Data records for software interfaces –
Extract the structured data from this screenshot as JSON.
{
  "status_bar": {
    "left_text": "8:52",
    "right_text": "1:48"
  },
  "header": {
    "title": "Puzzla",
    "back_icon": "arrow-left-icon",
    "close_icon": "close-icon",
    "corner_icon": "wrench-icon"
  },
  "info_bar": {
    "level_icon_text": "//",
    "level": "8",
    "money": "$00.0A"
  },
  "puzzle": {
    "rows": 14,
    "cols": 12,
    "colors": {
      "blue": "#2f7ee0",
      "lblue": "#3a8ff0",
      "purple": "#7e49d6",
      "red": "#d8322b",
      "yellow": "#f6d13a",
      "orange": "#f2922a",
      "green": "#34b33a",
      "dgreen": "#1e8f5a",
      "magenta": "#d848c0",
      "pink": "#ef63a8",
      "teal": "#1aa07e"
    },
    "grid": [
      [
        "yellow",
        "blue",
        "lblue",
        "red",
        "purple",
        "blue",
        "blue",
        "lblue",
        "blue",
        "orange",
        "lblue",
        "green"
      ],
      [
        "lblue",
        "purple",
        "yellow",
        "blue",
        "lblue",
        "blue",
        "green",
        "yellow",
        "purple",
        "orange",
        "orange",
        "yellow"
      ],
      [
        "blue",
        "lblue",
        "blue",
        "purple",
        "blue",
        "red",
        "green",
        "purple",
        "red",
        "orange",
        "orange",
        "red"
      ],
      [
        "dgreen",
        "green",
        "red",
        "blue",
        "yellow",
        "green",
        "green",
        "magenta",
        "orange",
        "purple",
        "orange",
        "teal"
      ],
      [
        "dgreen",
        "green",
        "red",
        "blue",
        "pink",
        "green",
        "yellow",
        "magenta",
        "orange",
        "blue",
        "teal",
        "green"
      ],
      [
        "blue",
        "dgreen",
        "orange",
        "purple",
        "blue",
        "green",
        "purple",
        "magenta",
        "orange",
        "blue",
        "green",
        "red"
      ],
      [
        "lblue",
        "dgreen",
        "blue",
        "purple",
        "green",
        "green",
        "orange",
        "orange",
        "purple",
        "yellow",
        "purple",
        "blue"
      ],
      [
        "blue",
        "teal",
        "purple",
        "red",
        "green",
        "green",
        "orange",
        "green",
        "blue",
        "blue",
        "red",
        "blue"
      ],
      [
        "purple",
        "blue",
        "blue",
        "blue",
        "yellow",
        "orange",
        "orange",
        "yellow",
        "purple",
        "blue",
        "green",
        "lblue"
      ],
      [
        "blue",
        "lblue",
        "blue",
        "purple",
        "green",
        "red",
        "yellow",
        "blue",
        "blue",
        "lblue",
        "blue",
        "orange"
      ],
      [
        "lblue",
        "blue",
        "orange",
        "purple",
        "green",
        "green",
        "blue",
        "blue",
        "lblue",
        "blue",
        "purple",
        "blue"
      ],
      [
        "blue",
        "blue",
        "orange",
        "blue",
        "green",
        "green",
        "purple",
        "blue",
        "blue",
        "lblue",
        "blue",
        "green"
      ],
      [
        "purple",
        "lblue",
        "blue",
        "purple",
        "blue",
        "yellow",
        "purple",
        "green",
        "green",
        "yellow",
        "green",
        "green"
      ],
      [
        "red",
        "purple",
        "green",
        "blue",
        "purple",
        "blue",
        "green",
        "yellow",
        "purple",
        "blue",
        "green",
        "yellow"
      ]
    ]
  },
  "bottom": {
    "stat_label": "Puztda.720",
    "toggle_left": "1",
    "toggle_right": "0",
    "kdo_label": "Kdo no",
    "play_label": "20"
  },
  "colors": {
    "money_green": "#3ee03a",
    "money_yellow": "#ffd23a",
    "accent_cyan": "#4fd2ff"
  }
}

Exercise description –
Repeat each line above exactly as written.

Result of the task –
Extract the structured data from this screenshot as JSON.
{
  "status_bar": {
    "left_text": "8:52",
    "right_text": "1:48"
  },
  "header": {
    "title": "Puzzla",
    "back_icon": "arrow-left-icon",
    "close_icon": "close-icon",
    "corner_icon": "wrench-icon"
  },
  "info_bar": {
    "level_icon_text": "//",
    "level": "8",
    "money": "$00.0A"
  },
  "puzzle": {
    "rows": 14,
    "cols": 12,
    "colors": {
      "blue": "#2f7ee0",
      "lblue": "#3a8ff0",
      "purple": "#7e49d6",
      "red": "#d8322b",
      "yellow": "#f6d13a",
      "orange": "#f2922a",
      "green": "#34b33a",
      "dgreen": "#1e8f5a",
      "magenta": "#d848c0",
      "pink": "#ef63a8",
      "teal": "#1aa07e"
    },
    "grid": [
      [
        "yellow",
        "blue",
        "lblue",
        "red",
        "purple",
        "blue",
        "blue",
        "lblue",
        "blue",
        "orange",
        "lblue",
        "green"
      ],
      [
        "lblue",
        "purple",
        "yellow",
        "blue",
        "lblue",
        "blue",
        "green",
        "yellow",
        "purple",
        "orange",
        "orange",
        "yellow"
      ],
      [
        "blue",
        "lblue",
        "blue",
        "purple",
        "blue",
        "red",
        "green",
        "purple",
        "red",
        "orange",
        "orange",
        "red"
      ],
      [
        "dgreen",
        "green",
        "red",
        "blue",
        "yellow",
        "green",
        "green",
        "magenta",
        "orange",
        "purple",
        "orange",
        "teal"
      ],
      [
        "dgreen",
        "green",
        "red",
        "blue",
        "pink",
        "green",
        "yellow",
        "magenta",
        "orange",
        "blue",
        "teal",
        "green"
      ],
      [
        "blue",
        "dgreen",
        "orange",
        "purple",
        "blue",
        "green",
        "purple",
        "magenta",
        "orange",
        "blue",
        "green",
        "red"
      ],
      [
        "lblue",
        "dgreen",
        "blue",
        "purple",
        "green",
        "green",
        "orange",
        "orange",
        "purple",
        "yellow",
        "purple",
        "blue"
      ],
      [
        "blue",
        "teal",
        "purple",
        "red",
        "green",
        "green",
        "orange",
        "green",
        "blue",
        "blue",
        "red",
        "blue"
      ],
      [
        "purple",
        "blue",
        "blue",
        "blue",
        "yellow",
        "orange",
        "orange",
        "yellow",
        "purple",
        "blue",
        "green",
        "lblue"
      ],
      [
        "blue",
        "lblue",
        "blue",
        "purple",
        "green",
        "red",
        "yellow",
        "blue",
        "blue",
        "lblue",
        "blue",
        "orange"
      ],
      [
        "lblue",
        "blue",
        "orange",
        "purple",
        "green",
        "green",
        "blue",
        "blue",
        "lblue",
        "blue",
        "purple",
        "blue"
      ],
      [
        "blue",
        "blue",
        "orange",
        "blue",
        "green",
        "green",
        "purple",
        "blue",
        "blue",
        "lblue",
        "blue",
        "green"
      ],
      [
        "purple",
        "lblue",
        "blue",
        "purple",
        "blue",
        "yellow",
        "purple",
        "green",
        "green",
        "yellow",
        "green",
        "green"
      ],
      [
        "red",
        "purple",
        "green",
        "blue",
        "purple",
        "blue",
        "green",
        "yellow",
        "purple",
        "blue",
        "green",
        "yellow"
      ]
    ]
  },
  "bottom": {
    "stat_label": "Puztda.720",
    "toggle_left": "1",
    "toggle_right": "0",
    "kdo_label": "Kdo no",
    "play_label": "20"
  },
  "colors": {
    "money_green": "#3ee03a",
    "money_yellow": "#ffd23a",
    "accent_cyan": "#4fd2ff"
  }
}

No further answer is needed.